The Dream and Promise Act was introduced to Congress on March 12 by Democratic House leadership. Designated H.R. 6, the bill would provide permanent protection and a path to citizenship for Dreamers and people with TPS and Deferred Enforced Departure (DED).
“The bill marks a sea change in immigration policy debates in Washington: protecting immigrants without demanding impossible tradeoffs – billions for a border wall, harsher enforcement policies, cuts to family migration,” said a MIRA Coalition statement on the bill.
The event opened up by acknowledging that people who have been staying in the U.S. for years under some kind of protected status now face deportation.
U.S. Senator Ed Markey said “this coalition represented the best of the Commonwealth and the best of our country,” and he criticized “the Trump Administration’s reckless decision” to terminate the Dreamers’ chances of staying in the United States. He said it’s “heartbreaking” that people who have created families here, pursued higher education, and worked for companies for years are being unceremoniously kicked out.
“We are going to act on the Dreamer’s promise, we are going to pass that in the United States House of Representatives,” said Rep. James McGovern. He said that the termination is “not only cruel, but it is also unconscionable.”
Congresswoman Katherine Clark said that accepting immigrants who into the United States benefits people who already live here too. “[It] is good for all of us, it is good for our community when we push back together against this dangerous and hateful and bigoted policies.”
One of the the Dreamers, Ivan H., is a freshman at Pine Manor College.
“I arrived here when I was 16, graduated with honors from my high school, and am now in college, studying molecular biology…Having the opportunity to have legal documentation would be like having the doors open of joys and blessings. If I have accomplished so much living in the shadows, imagine how much more I can accomplish living without fear of deportation, living as an American.”
José Palma, the coordinator of the National TPS Alliance and co-founder of the Massachusetts TPS Committee, called the bill “a step in the right direction” and stressed the urgency of the crisis created by the termination of TPS, DACA, and DED.

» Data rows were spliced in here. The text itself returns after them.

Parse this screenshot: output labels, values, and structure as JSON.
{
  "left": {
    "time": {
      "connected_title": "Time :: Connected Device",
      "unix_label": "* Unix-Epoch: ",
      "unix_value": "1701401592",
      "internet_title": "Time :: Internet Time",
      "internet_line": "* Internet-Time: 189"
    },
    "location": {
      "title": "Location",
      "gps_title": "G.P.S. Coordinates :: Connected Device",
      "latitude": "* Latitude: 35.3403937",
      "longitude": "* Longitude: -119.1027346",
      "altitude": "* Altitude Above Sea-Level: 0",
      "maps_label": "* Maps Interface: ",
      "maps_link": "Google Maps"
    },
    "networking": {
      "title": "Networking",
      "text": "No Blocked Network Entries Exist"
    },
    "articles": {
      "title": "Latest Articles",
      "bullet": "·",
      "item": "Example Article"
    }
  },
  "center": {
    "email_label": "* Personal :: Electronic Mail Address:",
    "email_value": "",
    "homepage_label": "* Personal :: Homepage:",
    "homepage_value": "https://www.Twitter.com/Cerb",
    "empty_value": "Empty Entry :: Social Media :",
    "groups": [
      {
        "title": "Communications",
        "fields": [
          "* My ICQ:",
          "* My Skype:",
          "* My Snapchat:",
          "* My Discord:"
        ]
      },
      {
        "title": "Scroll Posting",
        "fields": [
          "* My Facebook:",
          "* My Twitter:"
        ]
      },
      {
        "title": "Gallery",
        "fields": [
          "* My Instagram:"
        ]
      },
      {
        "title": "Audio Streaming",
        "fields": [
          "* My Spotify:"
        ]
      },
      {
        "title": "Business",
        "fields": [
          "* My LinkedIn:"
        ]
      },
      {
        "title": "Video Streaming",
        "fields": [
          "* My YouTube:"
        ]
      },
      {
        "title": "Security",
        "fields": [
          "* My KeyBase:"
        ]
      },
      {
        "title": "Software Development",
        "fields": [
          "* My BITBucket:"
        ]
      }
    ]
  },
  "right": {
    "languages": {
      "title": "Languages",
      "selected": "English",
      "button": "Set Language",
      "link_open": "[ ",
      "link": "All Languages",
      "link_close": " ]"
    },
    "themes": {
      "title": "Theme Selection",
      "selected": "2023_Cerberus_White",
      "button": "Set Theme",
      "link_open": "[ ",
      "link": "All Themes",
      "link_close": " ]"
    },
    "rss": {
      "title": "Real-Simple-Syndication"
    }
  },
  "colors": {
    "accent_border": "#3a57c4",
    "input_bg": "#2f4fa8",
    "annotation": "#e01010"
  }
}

“We urge Congress to leave politics aside to avoid the separation of hundreds of thousands of additional families that have built their lives in this country,” he said. “There is nothing temporary about our families’ lives. And no excuse to make millions more vulnerable to family separation. That should not be controversial for either side of the aisle.”